If you're on the fence about this class I can easily answer your concerns. BUY IT. Lindsay provides top notch professional education while keeping things interesting. Her words are precise and direct. I actually felt GOOD just watching and learning. I mean, like someone surprised me with a cupcake kinda GOOD. After the class I could immediately see improvements in my photography. The best part is that I learned enough to see the wrong in my setups. Knowing what's wrong is just as important as knowing what's right. She is funny, easy going, energetic and filled with knowledge. I would also highly recommend her Posing 101 class as a must have addition to this course. I feel like I have learned more than I could possibly use. I will be going through this course over and over again just to make sure it all sinks in. There's THAT MUCH she offers that you will always learn more with each time you watch. I hope this helps someone make the decision to up their game. That is exactly what it did for me.
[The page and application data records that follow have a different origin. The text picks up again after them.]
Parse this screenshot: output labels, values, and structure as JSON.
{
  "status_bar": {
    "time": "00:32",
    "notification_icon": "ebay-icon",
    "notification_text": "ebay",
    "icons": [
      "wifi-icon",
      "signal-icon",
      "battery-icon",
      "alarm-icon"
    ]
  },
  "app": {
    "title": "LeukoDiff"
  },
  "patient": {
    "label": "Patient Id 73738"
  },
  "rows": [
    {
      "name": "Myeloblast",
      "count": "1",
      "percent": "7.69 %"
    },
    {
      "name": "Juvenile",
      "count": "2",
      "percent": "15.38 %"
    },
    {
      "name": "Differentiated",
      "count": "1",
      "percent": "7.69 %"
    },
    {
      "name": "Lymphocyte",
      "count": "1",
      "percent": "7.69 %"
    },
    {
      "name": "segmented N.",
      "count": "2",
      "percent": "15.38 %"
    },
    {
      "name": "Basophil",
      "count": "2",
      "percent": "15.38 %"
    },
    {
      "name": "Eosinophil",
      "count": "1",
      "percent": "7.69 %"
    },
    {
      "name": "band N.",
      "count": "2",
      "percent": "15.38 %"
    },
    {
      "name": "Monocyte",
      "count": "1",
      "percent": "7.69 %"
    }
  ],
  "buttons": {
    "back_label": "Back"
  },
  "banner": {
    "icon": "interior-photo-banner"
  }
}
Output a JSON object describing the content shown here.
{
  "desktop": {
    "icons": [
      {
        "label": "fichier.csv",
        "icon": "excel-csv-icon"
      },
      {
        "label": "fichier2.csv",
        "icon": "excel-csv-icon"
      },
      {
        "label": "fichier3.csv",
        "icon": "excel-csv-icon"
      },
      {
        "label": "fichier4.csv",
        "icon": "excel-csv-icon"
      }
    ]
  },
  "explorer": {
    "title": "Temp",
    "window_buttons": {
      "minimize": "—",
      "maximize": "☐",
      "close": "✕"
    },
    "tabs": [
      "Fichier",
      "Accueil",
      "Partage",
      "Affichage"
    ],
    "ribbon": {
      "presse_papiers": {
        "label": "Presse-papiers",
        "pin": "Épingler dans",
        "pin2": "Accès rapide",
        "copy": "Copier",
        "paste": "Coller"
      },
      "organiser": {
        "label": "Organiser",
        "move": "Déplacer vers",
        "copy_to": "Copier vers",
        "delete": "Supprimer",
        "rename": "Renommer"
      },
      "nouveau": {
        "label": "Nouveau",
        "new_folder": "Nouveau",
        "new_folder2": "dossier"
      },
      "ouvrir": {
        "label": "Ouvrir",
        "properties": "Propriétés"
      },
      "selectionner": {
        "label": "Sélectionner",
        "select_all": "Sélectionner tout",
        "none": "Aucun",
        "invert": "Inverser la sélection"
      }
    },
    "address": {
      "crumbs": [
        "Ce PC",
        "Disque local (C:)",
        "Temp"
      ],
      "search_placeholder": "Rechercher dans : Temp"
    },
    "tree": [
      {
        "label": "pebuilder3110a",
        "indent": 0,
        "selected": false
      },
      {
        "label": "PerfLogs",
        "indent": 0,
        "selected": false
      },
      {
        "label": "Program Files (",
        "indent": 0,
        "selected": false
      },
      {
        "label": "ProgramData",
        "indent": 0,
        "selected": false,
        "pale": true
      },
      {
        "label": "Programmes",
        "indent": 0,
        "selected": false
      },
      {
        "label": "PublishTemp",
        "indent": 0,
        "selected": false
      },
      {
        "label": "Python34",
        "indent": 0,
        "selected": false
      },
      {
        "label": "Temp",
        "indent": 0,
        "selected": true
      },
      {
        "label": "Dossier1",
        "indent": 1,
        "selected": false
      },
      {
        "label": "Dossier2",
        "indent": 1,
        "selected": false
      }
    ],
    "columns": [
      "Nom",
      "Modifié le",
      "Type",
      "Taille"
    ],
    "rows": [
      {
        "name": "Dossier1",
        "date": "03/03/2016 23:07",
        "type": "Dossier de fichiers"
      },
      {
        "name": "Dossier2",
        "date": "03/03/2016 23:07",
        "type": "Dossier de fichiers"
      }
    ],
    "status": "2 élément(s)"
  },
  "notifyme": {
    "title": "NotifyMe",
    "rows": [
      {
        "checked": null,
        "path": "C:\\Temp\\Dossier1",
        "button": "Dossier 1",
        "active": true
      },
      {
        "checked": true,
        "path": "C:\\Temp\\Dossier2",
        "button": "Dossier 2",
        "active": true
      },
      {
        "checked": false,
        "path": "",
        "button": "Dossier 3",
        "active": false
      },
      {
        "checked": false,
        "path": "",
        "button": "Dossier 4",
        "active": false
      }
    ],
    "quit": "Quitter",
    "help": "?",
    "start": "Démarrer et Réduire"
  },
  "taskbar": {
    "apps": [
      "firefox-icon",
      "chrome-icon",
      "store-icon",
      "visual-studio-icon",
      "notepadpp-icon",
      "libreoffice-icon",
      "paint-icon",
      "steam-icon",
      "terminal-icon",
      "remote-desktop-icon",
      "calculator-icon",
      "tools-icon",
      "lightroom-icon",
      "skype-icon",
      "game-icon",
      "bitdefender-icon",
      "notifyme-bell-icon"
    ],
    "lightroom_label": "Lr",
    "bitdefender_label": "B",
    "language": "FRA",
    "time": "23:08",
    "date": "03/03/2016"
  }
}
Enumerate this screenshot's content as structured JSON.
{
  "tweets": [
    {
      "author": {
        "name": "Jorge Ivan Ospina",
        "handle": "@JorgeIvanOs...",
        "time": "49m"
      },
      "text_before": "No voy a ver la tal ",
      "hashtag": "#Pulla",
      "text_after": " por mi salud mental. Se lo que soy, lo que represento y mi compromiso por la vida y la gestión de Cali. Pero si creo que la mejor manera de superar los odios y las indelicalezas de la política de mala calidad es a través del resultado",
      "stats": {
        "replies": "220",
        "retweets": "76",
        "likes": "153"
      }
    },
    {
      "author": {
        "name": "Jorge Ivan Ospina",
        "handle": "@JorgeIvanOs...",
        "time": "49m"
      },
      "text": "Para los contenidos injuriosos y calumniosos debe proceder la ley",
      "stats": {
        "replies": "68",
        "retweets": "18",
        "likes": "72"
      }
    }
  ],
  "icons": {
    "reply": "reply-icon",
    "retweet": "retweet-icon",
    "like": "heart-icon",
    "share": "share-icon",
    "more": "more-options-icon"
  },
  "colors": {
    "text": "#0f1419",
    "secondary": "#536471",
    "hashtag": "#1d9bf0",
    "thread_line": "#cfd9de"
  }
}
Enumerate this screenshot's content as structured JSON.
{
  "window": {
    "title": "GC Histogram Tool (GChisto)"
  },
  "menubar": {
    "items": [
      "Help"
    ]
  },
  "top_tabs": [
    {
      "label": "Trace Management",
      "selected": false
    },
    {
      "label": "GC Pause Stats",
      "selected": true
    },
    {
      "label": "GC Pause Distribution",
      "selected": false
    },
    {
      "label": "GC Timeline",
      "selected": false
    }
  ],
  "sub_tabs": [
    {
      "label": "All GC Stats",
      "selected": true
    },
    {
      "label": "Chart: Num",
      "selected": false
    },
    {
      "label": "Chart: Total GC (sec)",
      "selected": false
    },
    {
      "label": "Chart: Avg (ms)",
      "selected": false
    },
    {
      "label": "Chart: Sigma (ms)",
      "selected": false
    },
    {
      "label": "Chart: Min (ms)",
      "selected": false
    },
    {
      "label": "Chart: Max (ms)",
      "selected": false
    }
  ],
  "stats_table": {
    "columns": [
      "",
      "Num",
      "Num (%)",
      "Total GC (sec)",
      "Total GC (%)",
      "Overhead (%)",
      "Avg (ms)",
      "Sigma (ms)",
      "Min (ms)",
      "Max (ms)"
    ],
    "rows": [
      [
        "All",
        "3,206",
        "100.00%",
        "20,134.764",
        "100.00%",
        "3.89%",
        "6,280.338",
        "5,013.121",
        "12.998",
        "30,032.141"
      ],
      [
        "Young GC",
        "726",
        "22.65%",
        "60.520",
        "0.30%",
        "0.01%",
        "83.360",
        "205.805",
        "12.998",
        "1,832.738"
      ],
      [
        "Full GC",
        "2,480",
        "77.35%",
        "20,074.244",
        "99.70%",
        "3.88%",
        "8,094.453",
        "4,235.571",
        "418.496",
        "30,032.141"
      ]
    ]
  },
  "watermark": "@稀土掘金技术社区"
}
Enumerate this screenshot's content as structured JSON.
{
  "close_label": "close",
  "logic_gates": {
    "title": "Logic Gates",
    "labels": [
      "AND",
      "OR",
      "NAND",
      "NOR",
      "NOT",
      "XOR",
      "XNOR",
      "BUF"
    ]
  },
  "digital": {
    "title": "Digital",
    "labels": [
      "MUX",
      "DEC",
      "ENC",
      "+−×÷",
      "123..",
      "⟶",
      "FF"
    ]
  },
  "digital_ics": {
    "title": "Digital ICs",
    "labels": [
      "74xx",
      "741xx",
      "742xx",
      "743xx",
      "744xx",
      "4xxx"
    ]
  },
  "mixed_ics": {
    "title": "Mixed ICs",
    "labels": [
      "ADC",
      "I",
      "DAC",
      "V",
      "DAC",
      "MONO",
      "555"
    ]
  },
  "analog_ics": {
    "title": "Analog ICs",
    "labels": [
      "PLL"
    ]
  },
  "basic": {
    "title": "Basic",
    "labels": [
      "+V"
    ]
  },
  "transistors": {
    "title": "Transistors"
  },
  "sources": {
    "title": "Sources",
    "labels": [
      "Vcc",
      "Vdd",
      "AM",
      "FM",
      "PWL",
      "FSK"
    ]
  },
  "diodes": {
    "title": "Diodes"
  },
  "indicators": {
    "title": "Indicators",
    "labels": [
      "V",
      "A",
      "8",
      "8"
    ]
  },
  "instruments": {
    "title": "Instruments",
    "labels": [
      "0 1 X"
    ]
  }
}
Beatrice Palma

Hi, I am Beatrice from Italy. I think this class is superb. I finally understood what are the guide lines to follow, I tried for years but never found such a good explanation. Lindsay is a wonderful teacher, she explains in a simple way, she shares a lot of knowledge and she shows in practice what are the results of every single choice. Thank you so much, it was really amazing and super interesting!!!!

Penny Foster

I have been shooting families and pets in my living room space for two years now and I thought I was doing a good job but certain skills had eluded me, like lighting a white background to perfection and shooting people with glasses without the reflections in my shots. Then I watched this course and had so many 'aha' moments that I HAD to buy it; not just for Lindsay's teaching style (which is pretty awesome( but also for all the lighting diagrams that I can refer to whenever I feel like 'stepping my lighting up to the next level'. Lindsay shows you what you can do with minimal gear, so you can get started right away; no need for expensive triggers (I have a set that just fires when I press the shutter), and no need for expensive branded modifiers (she shows you what you can do with one umbrella). Lindsay is so enthusiastic, it is obvious that she loves light, and it is hard not to get 'fired up' to try all of her lighting setups. Brilliant course once again!